One day, much to our collective (my brother, sister and I) horror, my mother decided to take the books to church and donate them to the church Bazaar. We cried and moaned, blamed and tore our hair out, but alas, those books where for the benefit of others now.

After a lot of digging, I just found that there are a few remaining copies on the internet! French Wikipedia says the following (paraphrased):

The Large Anthologie of Science Fiction is a collection published by a French company Livre de Poche in the 1970s, by Demètre Ioakimidis, Jacques Goimard and Gérard Klein. The collection was initially composed of two series, one with 12 volumes and the second with 24 volumes. A third series dedicated to French Scifi had 5 volumes.

Each volume has short stories organized around a main theme.

First Series (1966-1975)
1-Stories of Aliens
2-Stories of Robots
3-Stories of Astronauts
4-Stories of mutants
5-Stories of the End of the World
6-Stories of Machines
7-Stories of Planets
8-Stories of Special Powers
9-Stories of Tomorrow
10-Stories of Travel in Time
11-Stories of Going Backwards
12- Stories of Galaxies

Second Series
1-Stories of ESP
2-Stories of Survivors
3-Stories at the End of Time
4-Ecological Stories
5-Stories of Colonizers
6-Stories of Space Travels
7-Stories of Doctors
8-Divine Stories
9-Stories of the 4th Dimension
10-Stories of Immortals
11-Stories of Androids
12-Stories of Supermen
13-Stories of Creatures
14-Stories of Future Societies
15-Stories of Strange Worlds
16-Stories of Mechanics
17-Stories of Rebels
18-Fake Stories
19-Paradoxale Stories
20-Stories of Mirages
21-Stories of Year 2000
22-Stories of Catastrophes
23-Stories of Future Wars
24-Stories of Mechanics
25-Stories of Sex-Fiction

Third Series
1-Worlds of the Francs
2-The Hallucinated Hexagone
3-The Exploded Frontier
4-Mosaics of Time
5-Divergant Horizons
6-Story of Science Fiction

I bought two books at an exorbitant price, and am now voraciously reading through my Stories of Aliens. In this economy, it seems silly to spend so much money on used books, but who wouldn’t do the same to recapture one’s youth?

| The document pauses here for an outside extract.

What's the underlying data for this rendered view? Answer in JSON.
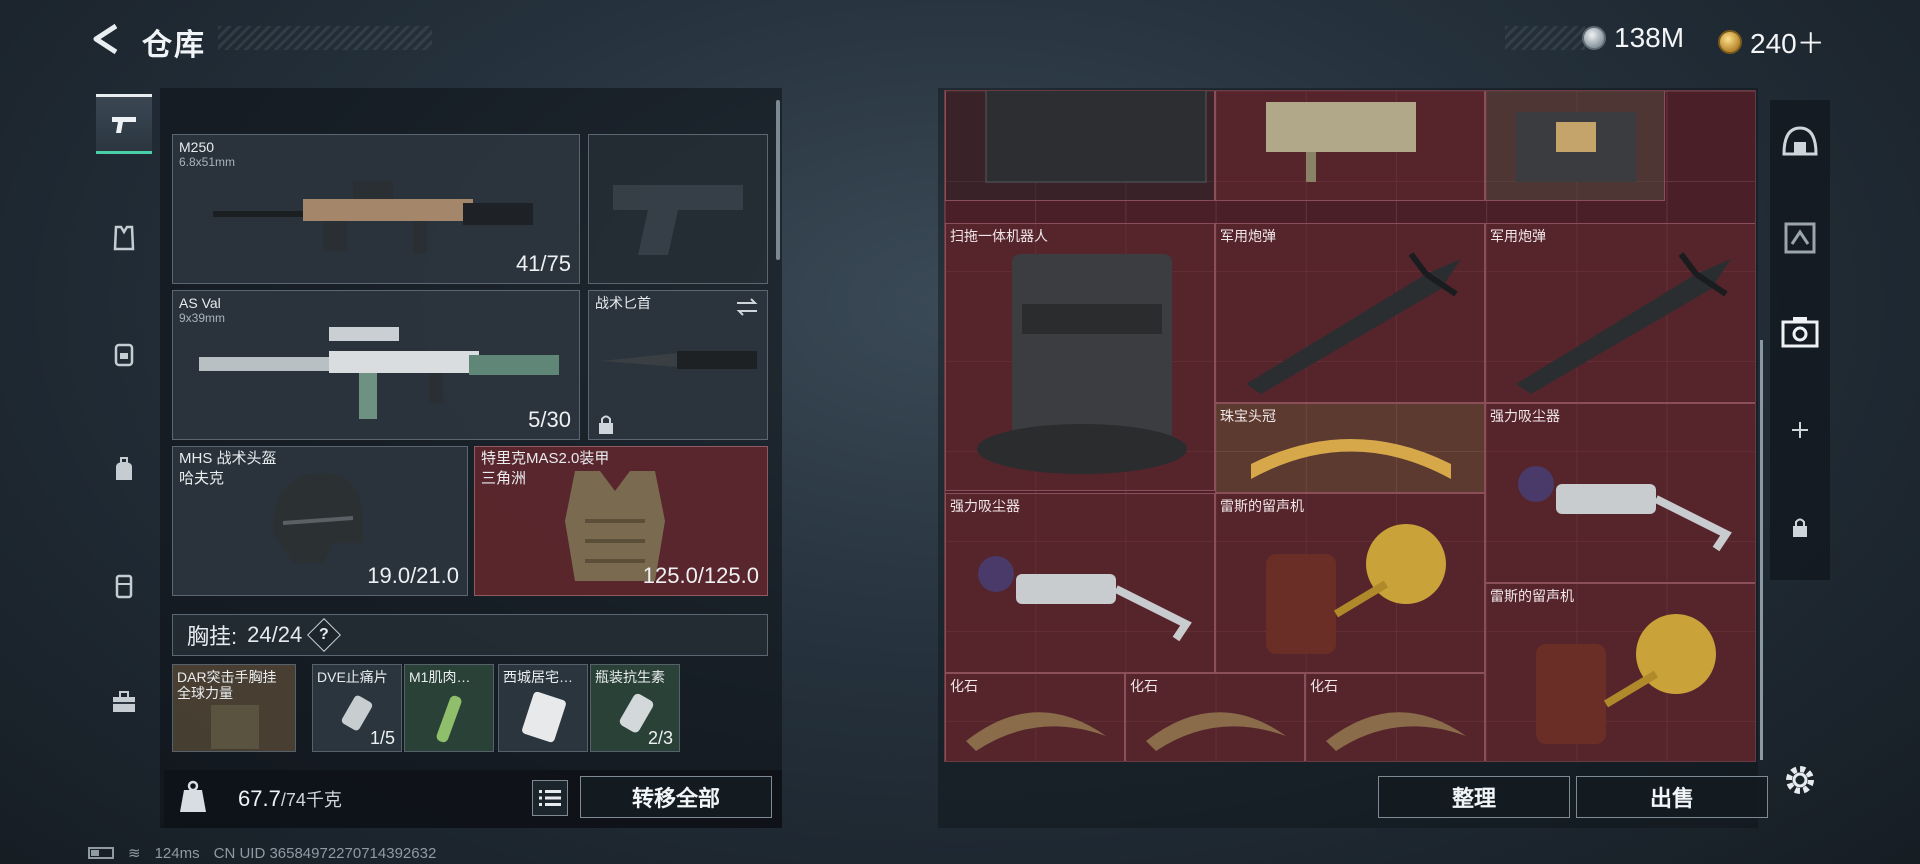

Anonymous said...

Sweet :)
Those themes look super interesting! Makes me want to take up SciFi again (I've gone all fantasy now, the past seems more welcoming than the future :).

Victoria said...

Please please please can you mail them to me when you've finished?

I'll send them back... I miss those books like none other!

007 in Africa said...

Ammo, fantasy is for dorks. Science-fiction on the other hand, is for...nerds!

Vicky, OK, but you have to promise to wash your hands before you read them, don't break the spine, don't fold the corners over, and treat them like they are your own children :)